I just invented a new (to me) abuse of the C preprocessor. From a Stack Overflow answer I just wrote:


My understanding is that you are defining a constant, using it later to size one or more arrays, and also want that constant to be a symbol, preferably without a messy namespace. (If it were a matter of exporting the size of a single array, I would instead suggest sizeof(array) / sizeof(*array) as missingno did.)

static const int ASIZE = 10;
#define ASIZE            10
int array[ASIZE];

Here, there is a variable with the desired value which will be in the object file, but the preprocessor macro shadows it with the value itself, so the array definition also succeeds.

However, you may find the need to duplicate the value expression ugly. Wouldn't it be nice if we could define the variable in terms of the macro?

static const int ASIZE =
#define ASIZE 10
                         ASIZE;
int array[ASIZE];

I'm not sure whether this is actually a better idea maintainability-wise than the above, but it works (and I couldn't get gcc to be offended by it) and it contains no duplication other than of the identifier. And it's amusing.


Previous C adventures: A dreadful thing

(I'm posting this because I have the feeling it is not as well known as it should be.)

If you're compiling a C program with GCC, unless you have a reason to do otherwise (such as compatibility with other compilers), use -std=c99 instead of -ansi. -ansi specifically chooses the older C90 standard.

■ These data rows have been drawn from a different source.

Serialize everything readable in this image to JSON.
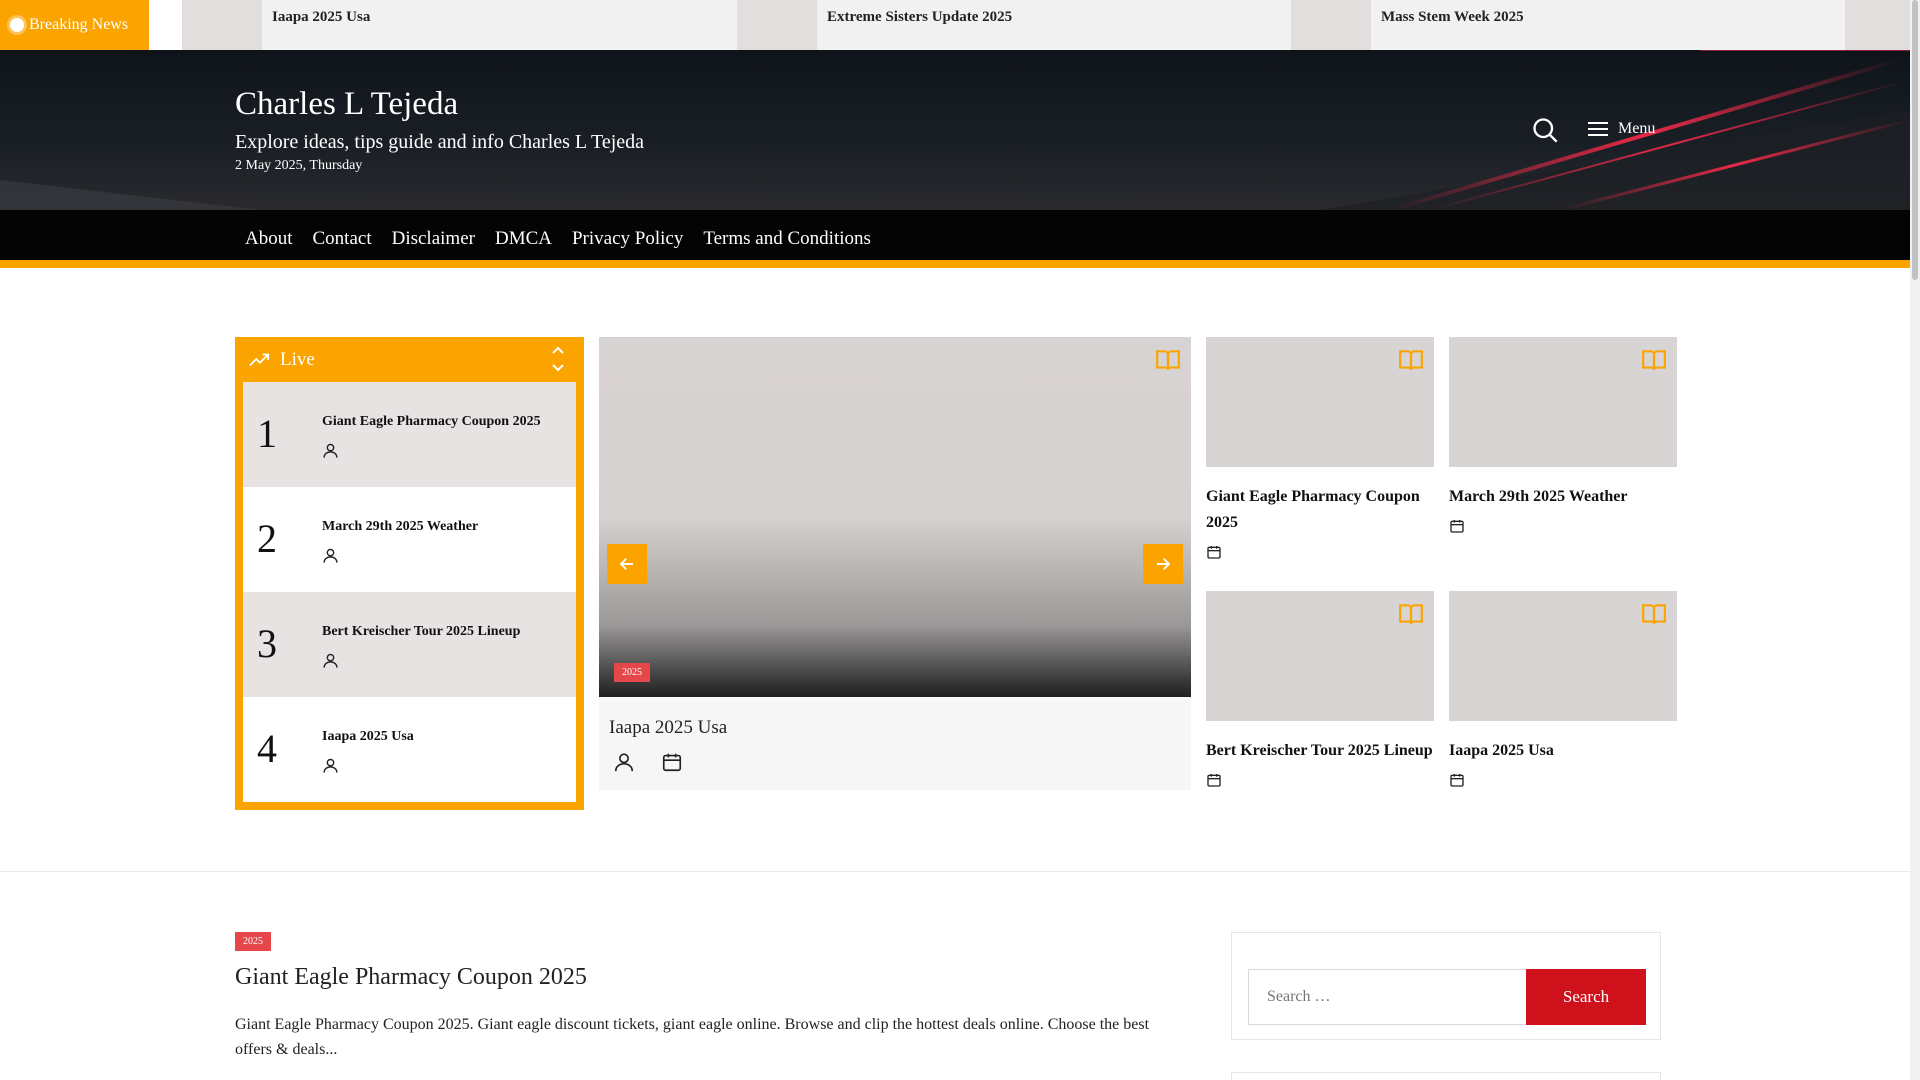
{
  "ticker": {
    "label": "Breaking News",
    "items": [
      "Iaapa 2025 Usa",
      "Extreme Sisters Update 2025",
      "Mass Stem Week 2025"
    ]
  },
  "header": {
    "site_title": "Charles L Tejeda",
    "tagline": "Explore ideas, tips guide and info Charles L Tejeda",
    "date": "2 May 2025, Thursday",
    "menu_label": "Menu"
  },
  "nav": {
    "items": [
      "About",
      "Contact",
      "Disclaimer",
      "DMCA",
      "Privacy Policy",
      "Terms and Conditions"
    ]
  },
  "live": {
    "label": "Live",
    "items": [
      {
        "num": "1",
        "title": "Giant Eagle Pharmacy Coupon 2025"
      },
      {
        "num": "2",
        "title": "March 29th 2025 Weather"
      },
      {
        "num": "3",
        "title": "Bert Kreischer Tour 2025 Lineup"
      },
      {
        "num": "4",
        "title": "Iaapa 2025 Usa"
      }
    ]
  },
  "featured": {
    "badge": "2025",
    "title": "Iaapa 2025 Usa"
  },
  "grid": [
    {
      "title": "Giant Eagle Pharmacy Coupon 2025"
    },
    {
      "title": "March 29th 2025 Weather"
    },
    {
      "title": "Bert Kreischer Tour 2025 Lineup"
    },
    {
      "title": "Iaapa 2025 Usa"
    }
  ],
  "post": {
    "badge": "2025",
    "title": "Giant Eagle Pharmacy Coupon 2025",
    "excerpt": "Giant Eagle Pharmacy Coupon 2025. Giant eagle discount tickets, giant eagle online. Browse and clip the hottest deals online. Choose the best offers & deals..."
  },
  "search_widget": {
    "placeholder": "Search …",
    "button_label": "Search"
  },
  "colors": {
    "accent": "#fba400",
    "badge": "#e6474b",
    "search_button": "#cf111b",
    "header_bg": "#14181e"
  }
}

Why should you use C99? I'm not one to give you a complete list of changes (this article seems to be decent for that), but my favorite features are:

  • Boolean and complex number types
  • Variable declarations may be freely intermixed with statements, and used in the first expression of a for loop
  • // line comments
  • Variable-length arrays
  • Inline structure initializers: foo((struct bar){...});
  • Using field names or array indexes in structure initializers: struct bar g = { .x = 0, .y = 9.81 };

Note that many of these are common extensions to C (which would be rejected by -ansi -pedantic, I believe), but C99 makes them standard. C99 also removes some archaic features/looseness so as to make it harder to accidentally write incorrect programs.

Toy GC

Wednesday, January 12th, 2011 13:15

For a project I'm considering, I took a few hours to see if I could write a working garbage collector.

This is a very bare-bones copying GC, written without any reference to How To Do It Properly (just my knowledge of how a copying GC works, but I believe it is mostly cleanly written other than (a) the hardcoded pointer comparisons for object layouts, and (b) support for exactly one GC root, which happens to be the object at the lowest address. (It also calls a “heap” that which I believe is conventionally called a “space”. And I suppose someone could take issue with my placements of casts and void *s.)

The test program simply allocates a structure containing the strings “Hello” and “world”, allocates a bunch of junk, and then prints the strings to show that they are still intact.

gc.c )

A dreadful thing

Saturday, October 4th, 2008 10:32
some type *foo;
size_t count = ...;

...

foo = malloc(count * sizeof * foo);